- [Problem description]: Go through the entries below. Copy each line in which "handle" appears.

- [Entries taken from a collection]:
══════════
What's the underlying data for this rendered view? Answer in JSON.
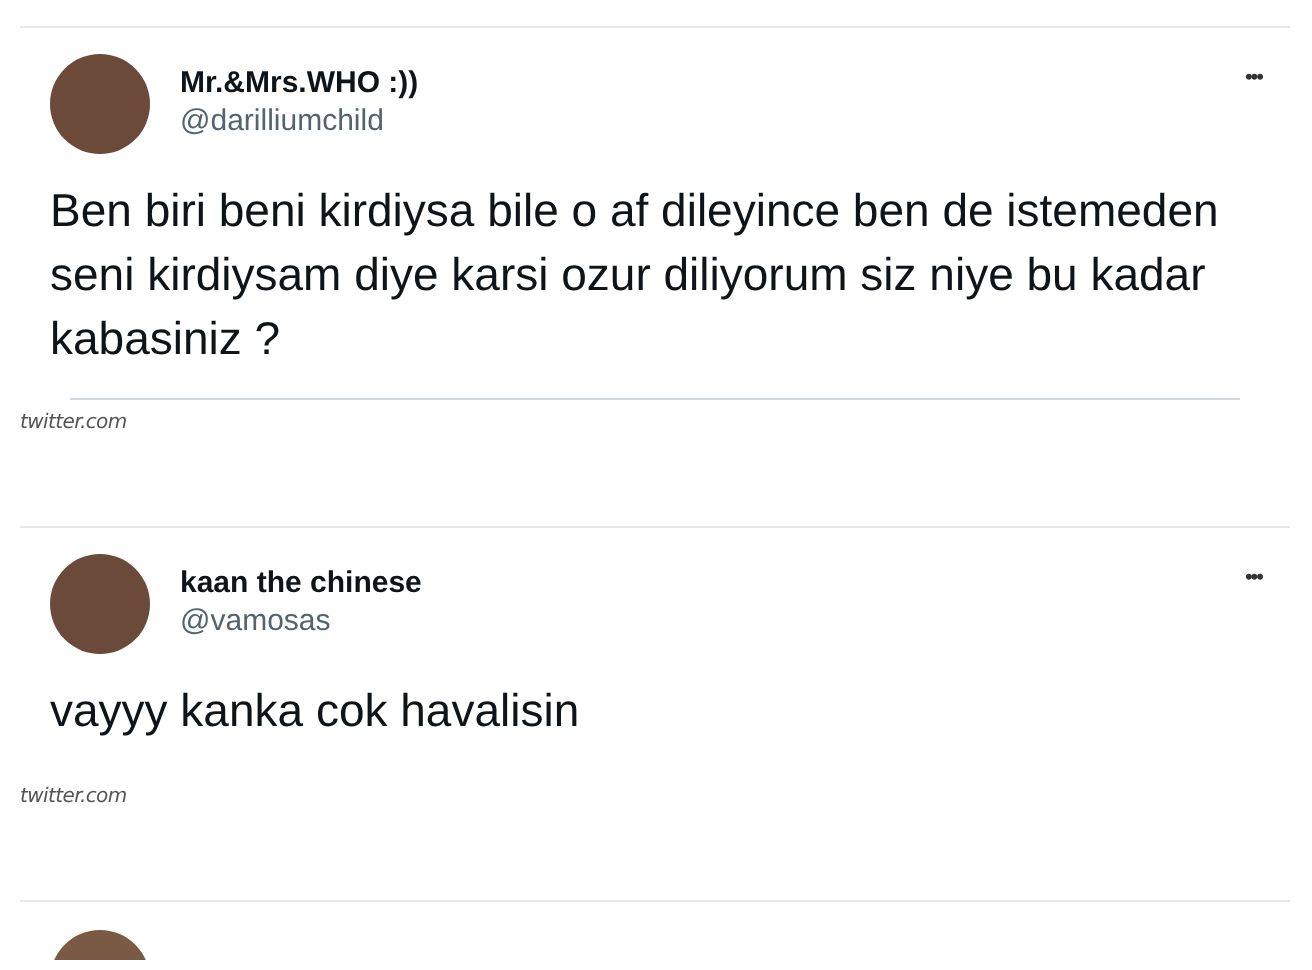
{
  "tweets": [
    {
      "kind": "full",
      "name": "Mr.&Mrs.WHO :))",
      "handle": "@darilliumchild",
      "more": "•••",
      "text": "Ben biri beni kirdiysa bile o af dileyince ben de istemeden seni kirdiysam diye karsi ozur diliyorum siz niye bu kadar kabasiniz ?",
      "bottom_rule": true,
      "source": "twitter.com"
    },
    {
      "kind": "full",
      "name": "kaan the chinese",
      "handle": "@vamosas",
      "more": "•••",
      "text": "vayyy kanka cok havalisin",
      "bottom_rule": false,
      "source": "twitter.com"
    },
    {
      "kind": "partial"
    }
  ]
}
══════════
- [Finished exercise]:
      "handle": "@darilliumchild",
      "handle": "@vamosas",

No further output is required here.